An Arizona man conned caregivers into providing sexual gratification for him, telling them that he had Down syndrome and needed assistance with bathing and going to the bathroom, authorities said.
Authorities said Paul Anthony Menchaca posed as his own mother online and told potential caregivers that he (she) needed help with his (her) special-needs son.
Between January and September, police said, the 31-year-old hired at least three caregivers, all of them women, to bathe him and change his diapers. The caregivers later told police that when they performed the tasks, Menchaca was sexually aroused, Sgt. Darrell Krueger, a spokesman for the Gilbert Police Department, told The Washington Post. In some cases, Krueger said, Menchaca would ask them to “clean it better.”
“It was more or less to trick them into giving him sexual gratification,” Krueger said.
Menchaca was arrested last week and charged with 10 counts of sexual abuse and three counts of fraudulent schemes, police said. He is being held without bond.
It was not immediately clear Friday whether Menchaca has an attorney.
Court documents show that Menchaca, of Gilbert, Ariz., near Phoenix, posted an advertisement on the home-care website CareLinx.com under the name “Amy,” claiming that Amy had a then-30-year-old son who needed special assistance. Krueger, with the Gilbert Police Department, said that Menchaca lives with his parents but added that his parents did not seem to be aware that their son was running such a scheme.
Krueger said that Menchaca would sometimes have the caregivers meet him at restaurants or coffee shops and then change his dirty diapers in public restrooms.
One caregiver told investigators that she cared for Menchaca about 30 times, bathing him and changing his diaper — and each time he had an erection, according to a probable cause statement. The caregiver said there were several instances in which Menchaca “aggressively” said he was not clean enough, forcing her to continue touching him, according to the court records.
Two other caregivers gave similar statements.
The caregivers also said that “Amy” had texted them and told them to “punish” Menchaca when he went to the bathroom in his diaper, by “putting him in timeout and taking away his privileges,” according to the court documents.
Eventually, the first caregiver became suspicious, according to the court documents.
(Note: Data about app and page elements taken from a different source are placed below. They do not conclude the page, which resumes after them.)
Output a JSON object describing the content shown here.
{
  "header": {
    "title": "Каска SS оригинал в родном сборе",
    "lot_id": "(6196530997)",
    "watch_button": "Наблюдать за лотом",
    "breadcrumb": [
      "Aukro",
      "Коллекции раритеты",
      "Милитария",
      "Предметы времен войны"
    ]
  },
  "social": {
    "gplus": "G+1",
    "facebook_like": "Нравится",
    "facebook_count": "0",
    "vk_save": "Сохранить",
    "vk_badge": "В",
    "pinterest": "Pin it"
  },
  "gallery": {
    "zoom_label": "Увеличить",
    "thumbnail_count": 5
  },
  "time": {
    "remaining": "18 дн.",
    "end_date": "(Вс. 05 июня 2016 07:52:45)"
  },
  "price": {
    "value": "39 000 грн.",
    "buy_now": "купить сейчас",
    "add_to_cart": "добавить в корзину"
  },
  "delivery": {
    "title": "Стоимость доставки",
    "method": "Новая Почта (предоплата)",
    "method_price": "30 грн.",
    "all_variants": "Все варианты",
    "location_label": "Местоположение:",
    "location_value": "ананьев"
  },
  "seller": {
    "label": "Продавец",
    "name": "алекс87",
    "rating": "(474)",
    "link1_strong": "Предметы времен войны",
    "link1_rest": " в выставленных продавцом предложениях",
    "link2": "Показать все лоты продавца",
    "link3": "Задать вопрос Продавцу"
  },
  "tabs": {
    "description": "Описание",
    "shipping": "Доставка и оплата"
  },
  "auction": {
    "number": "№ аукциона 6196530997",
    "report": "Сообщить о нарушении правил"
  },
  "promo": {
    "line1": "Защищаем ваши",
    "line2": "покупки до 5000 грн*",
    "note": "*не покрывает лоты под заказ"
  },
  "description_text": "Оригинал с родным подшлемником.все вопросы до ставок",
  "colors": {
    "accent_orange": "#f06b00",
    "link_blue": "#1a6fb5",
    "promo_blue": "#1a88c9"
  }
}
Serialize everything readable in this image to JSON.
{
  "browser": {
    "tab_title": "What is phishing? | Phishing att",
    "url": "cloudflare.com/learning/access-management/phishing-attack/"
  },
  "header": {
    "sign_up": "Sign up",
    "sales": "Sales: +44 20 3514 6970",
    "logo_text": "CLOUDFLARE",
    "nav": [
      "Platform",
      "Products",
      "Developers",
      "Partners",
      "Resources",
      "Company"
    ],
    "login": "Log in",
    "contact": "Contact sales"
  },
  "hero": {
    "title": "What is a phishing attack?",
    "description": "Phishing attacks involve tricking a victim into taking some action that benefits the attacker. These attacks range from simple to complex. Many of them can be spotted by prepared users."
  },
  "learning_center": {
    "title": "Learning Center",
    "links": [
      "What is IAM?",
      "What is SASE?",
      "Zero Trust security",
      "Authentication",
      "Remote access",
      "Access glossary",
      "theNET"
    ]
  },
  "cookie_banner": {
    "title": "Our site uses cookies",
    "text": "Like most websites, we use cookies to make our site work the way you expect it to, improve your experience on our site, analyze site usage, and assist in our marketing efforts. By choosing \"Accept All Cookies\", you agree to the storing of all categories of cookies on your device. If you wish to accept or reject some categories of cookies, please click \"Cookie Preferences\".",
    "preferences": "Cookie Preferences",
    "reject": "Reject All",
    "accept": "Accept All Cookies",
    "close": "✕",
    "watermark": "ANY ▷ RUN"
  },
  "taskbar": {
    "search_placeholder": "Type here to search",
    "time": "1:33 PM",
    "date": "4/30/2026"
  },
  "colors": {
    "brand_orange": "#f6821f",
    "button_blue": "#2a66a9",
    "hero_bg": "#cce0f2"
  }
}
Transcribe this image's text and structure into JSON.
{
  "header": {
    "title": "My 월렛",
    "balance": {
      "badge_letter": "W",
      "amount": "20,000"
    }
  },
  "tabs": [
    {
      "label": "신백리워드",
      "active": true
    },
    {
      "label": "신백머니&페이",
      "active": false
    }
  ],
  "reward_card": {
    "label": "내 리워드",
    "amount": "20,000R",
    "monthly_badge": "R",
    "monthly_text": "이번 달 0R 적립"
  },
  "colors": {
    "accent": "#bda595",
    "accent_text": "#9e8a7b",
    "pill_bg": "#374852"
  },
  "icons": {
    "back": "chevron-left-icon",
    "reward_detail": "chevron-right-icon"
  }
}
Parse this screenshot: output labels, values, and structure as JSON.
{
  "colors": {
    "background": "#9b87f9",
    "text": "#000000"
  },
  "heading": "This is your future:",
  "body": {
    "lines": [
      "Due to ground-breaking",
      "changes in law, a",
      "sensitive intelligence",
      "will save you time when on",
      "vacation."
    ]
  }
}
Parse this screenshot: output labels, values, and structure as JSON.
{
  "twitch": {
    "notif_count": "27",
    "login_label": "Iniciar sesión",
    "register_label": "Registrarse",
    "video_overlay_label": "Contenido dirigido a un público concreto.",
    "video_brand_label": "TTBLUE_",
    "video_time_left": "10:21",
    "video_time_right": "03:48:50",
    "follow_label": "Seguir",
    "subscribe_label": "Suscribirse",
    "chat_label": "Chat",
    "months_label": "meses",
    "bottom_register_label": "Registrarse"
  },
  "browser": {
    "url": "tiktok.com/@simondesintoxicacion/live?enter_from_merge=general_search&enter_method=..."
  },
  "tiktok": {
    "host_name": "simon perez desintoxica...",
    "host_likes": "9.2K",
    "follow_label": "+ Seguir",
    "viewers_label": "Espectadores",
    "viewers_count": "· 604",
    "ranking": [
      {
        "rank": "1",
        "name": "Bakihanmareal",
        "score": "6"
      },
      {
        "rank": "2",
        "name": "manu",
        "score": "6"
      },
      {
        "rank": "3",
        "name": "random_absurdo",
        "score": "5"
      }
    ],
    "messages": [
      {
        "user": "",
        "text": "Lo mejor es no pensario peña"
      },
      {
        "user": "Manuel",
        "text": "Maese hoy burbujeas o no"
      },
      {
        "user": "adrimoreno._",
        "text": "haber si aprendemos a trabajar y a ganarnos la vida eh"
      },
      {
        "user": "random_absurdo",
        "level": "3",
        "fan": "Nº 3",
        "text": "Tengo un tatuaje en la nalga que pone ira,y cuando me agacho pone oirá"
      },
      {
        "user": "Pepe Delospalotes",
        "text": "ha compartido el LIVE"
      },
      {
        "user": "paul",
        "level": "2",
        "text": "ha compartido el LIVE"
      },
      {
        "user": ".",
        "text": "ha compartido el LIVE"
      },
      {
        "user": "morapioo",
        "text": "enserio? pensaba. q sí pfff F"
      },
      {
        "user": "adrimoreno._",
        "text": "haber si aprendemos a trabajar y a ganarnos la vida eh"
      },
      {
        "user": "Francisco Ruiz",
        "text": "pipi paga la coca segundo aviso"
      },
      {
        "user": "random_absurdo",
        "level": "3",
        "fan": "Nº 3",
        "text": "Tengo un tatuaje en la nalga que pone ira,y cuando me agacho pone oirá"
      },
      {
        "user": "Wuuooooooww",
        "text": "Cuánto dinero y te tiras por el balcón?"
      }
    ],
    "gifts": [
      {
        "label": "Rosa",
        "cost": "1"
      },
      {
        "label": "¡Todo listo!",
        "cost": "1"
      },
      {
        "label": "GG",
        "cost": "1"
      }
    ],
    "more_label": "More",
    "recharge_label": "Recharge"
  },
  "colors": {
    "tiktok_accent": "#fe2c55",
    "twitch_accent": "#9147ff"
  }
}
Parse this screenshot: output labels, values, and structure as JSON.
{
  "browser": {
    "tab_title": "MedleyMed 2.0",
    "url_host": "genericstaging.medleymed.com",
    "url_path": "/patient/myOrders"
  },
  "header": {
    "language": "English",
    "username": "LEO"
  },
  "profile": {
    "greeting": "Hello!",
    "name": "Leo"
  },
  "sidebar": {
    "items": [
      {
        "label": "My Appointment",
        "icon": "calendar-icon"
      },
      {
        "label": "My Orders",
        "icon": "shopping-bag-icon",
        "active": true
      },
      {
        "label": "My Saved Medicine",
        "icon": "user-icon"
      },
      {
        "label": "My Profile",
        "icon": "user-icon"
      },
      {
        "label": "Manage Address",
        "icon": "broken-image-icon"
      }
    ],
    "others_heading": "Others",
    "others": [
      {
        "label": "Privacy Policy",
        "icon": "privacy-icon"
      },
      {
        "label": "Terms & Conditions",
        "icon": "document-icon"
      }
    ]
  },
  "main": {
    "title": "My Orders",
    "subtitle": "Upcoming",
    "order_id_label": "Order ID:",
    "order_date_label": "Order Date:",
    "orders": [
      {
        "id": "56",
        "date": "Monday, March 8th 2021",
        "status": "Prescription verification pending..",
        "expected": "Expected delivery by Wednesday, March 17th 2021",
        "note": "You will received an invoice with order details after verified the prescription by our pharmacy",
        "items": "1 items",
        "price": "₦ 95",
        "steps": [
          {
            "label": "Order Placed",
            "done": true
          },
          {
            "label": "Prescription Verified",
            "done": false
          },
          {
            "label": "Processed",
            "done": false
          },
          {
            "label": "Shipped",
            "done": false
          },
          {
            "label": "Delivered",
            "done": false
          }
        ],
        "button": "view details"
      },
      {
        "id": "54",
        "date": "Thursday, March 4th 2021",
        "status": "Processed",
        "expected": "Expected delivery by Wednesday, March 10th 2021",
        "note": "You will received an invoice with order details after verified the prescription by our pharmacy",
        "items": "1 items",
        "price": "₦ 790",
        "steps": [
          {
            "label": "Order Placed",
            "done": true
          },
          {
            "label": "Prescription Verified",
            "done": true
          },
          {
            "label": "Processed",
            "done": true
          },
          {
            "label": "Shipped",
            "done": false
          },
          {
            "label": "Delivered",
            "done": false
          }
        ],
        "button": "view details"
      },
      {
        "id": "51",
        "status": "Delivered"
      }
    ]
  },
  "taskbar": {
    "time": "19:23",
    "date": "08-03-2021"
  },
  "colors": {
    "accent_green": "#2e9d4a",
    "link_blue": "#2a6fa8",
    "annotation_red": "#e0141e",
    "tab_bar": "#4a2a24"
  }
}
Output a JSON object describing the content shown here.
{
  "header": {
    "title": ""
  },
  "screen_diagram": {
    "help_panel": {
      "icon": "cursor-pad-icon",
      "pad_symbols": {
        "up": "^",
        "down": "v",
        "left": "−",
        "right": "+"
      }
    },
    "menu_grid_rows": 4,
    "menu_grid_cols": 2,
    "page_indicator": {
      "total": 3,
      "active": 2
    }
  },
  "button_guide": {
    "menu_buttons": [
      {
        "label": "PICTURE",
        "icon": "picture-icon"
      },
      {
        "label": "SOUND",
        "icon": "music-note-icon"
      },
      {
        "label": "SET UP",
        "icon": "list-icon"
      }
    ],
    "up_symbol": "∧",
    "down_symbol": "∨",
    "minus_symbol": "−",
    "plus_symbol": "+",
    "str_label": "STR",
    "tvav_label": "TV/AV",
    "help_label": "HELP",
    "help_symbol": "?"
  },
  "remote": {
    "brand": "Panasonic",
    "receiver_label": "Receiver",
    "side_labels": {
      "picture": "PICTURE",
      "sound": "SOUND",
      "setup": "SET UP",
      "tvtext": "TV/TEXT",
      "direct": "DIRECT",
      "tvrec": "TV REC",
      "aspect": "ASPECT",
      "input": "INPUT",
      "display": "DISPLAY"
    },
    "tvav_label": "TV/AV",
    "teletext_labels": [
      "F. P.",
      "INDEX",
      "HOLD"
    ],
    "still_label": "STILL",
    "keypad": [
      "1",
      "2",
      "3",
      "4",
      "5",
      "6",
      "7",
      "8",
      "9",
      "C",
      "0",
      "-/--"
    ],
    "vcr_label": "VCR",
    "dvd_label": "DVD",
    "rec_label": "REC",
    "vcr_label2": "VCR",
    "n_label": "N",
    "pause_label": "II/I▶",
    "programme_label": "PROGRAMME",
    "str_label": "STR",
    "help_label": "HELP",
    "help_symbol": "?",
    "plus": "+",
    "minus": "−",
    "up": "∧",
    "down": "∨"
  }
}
The documents state that the three women, who all knew each other, had been communicating with “Amy” only through text messages and were receiving payments through their smartphones.
So earlier this month, she followed him home, knocked on the door and met his parents.
The caregiver discovered that Menchaca “did not have Down syndrome and did not require diaper changes,” according to the probable cause statement. It stated that the women later confronted Menchaca and that he “admitted to lying to them about his mental condition.”
Authorities said Menchaca’s parents confirmed to investigators that their son does not have Down syndrome and does not require special assistance.
In court, Menchaca claimed that he has “a low IQ level.”
“My mom and dad both have paperwork to prove that, and started to talk to my dad about getting me some help, and getting me a counselor,” he told the judge, according to Fox affiliate KSAZ.
After the allegations, investigators searched Menchaca’s bedroom at his parents' home and found his cellphone, computers and other electronic devices that had apparently been used to create accounts online, according to the court records.
They also found diapers.